the area, Rodrigo Rubiano would lead in the chasers for 5th
followed by the consistent Mike Shipman. Chris Morton, our newest
Wheelmen I’m proud to say, would lead in the rest of the field.
Fantastic riding C racers – your race was safe, fast, and damn hard.
Next off was the B event. After a couple of neutral laps for
the riders to get accustomed to taking the corners en masse, the
flag was dropped and it was an immediate hammerfest. Spencer
Erickson was especially active early on, riding away from the field
for a couple of sprint prizes. Mike Damon and Shawn Pearson would be
active sprint beasts, as well. But, Paul Miers would take the
largest cash sprint of the day, $20. A solid break away never really
materialized in the B event…I think there were just too many strong
riders pushing the pace…that and the constant flow of sprint prizes
thrown out by a malicious promoter. At about 25 minutes in to the
race, Rich Paul edged away from the field solo and looked to be very
strong. Alas, about 3 laps in to his effort his rear tire came out
of the bead and he was forced to the pit for a wheel change. Back in

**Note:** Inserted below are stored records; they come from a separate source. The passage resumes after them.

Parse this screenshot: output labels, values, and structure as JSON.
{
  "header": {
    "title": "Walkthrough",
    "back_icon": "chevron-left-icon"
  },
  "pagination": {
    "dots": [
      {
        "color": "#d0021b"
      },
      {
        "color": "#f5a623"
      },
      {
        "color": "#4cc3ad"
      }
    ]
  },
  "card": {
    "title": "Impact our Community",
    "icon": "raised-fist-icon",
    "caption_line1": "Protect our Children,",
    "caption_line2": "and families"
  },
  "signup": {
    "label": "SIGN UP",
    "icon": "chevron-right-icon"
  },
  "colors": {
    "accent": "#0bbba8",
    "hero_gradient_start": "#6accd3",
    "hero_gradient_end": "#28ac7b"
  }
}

on the next lap, the stopping would sap the snap from his legs and
he would have to fight for a finish with the lead pack.
The last lap – oh man, you either had to be really experienced or a
guy who could really suffer to stick on that last lap. Playing the
classic lead-out role, Chris “Lombardi” Payne notched it up from a
mile out. Powering through every corner, he almost gapped his
protected sprinter, but Eric Wang is too experienced AND too strong
to let that happen. Into the final corner, the field was strung out
and whittled down to 15 very tough riders. An excellent bike
handler, Eric Wang would shoot off of Payne’s wheel and dive through
the final corner perfectly – setting himself for yet another win.
But right behind would be the wolf, Steve Kaufman. Still learning
the ropes, Steve would skip his rear tire through the turn and lose
a couple of bike lengths to Eric…a serious deficit with only 150
meters of pavement to the finish. Eric would speed towards the line
like a bullet, straight down the middle of the finishing stretch.
Kaufman would dig deep, deeper than I think I’ve seen him go this
year. He would luck in to Eric not closing off the draft side,
getting that miniscule bit of protection as he came up along side of
him. Like a train, like a big angry locomotive, Kaufman would throw
himself towards the finish with a singular purpose – reach that line
first. Eric has been flawless this year. Each of his sprints has
been timed to perfection and executed with the cold calculation of
a…well, a mechanical engineer. But this time he would leave that
draft side open, and Kaufman would pounce. A wheel’s difference and
Kaufman finally wins one. What a sprint!
The last event was particularly nasty. All those riders who
have become accustomed to getting the free ride at the Air Center
Crit all of a sudden found themselves very quickly in the red zone,
trying to match the painful accelerations and decelerations of a
technical, tough criterium course.
An early move by Tom Skiles and the
Aussies, Jason Chalks and Casey Guthrie ended when the pack finally
clawed back in to the race and the two men from down under found
themselves dry-heaving in the bushes – suffering like dogs on this
hot and painful day.
Yes…suffering. This is the first time
in a while I’ve seen so many A riders suffering out there – from the
gun. It was glorious. With 3.5 laps to go, Dustin Sweet would launch
off the lead group of 7, 3.5 miles of wind and heat in between him
and his first crit win in who knows how long. The chase group of 6
just wouldn’t have the gas to reel in a driven Sweet. Fantastic
effort and he would cross the line with 50 meters of cushion.
Behind, the new and very real sprinter on the block, Jeff Dickey
would sweep up for 2nd, followed by a tight finish between
VanDenAkker and Kyle Dixon. Leading in the 2nd group and fighting
desperately to keep the Twilight Leader’s jersey on his back was
Jouzas Martynaitis. Jouzas was on fire for the first half of the
race, driving every move that went away from the group…but, he would
burn one match too many and miss the winning attack. First time all
year and a good lesson for him.
What an evening of racing. If you
didn’t get a chance to come out and watch this race, check it out
next week…cause it is spectacular!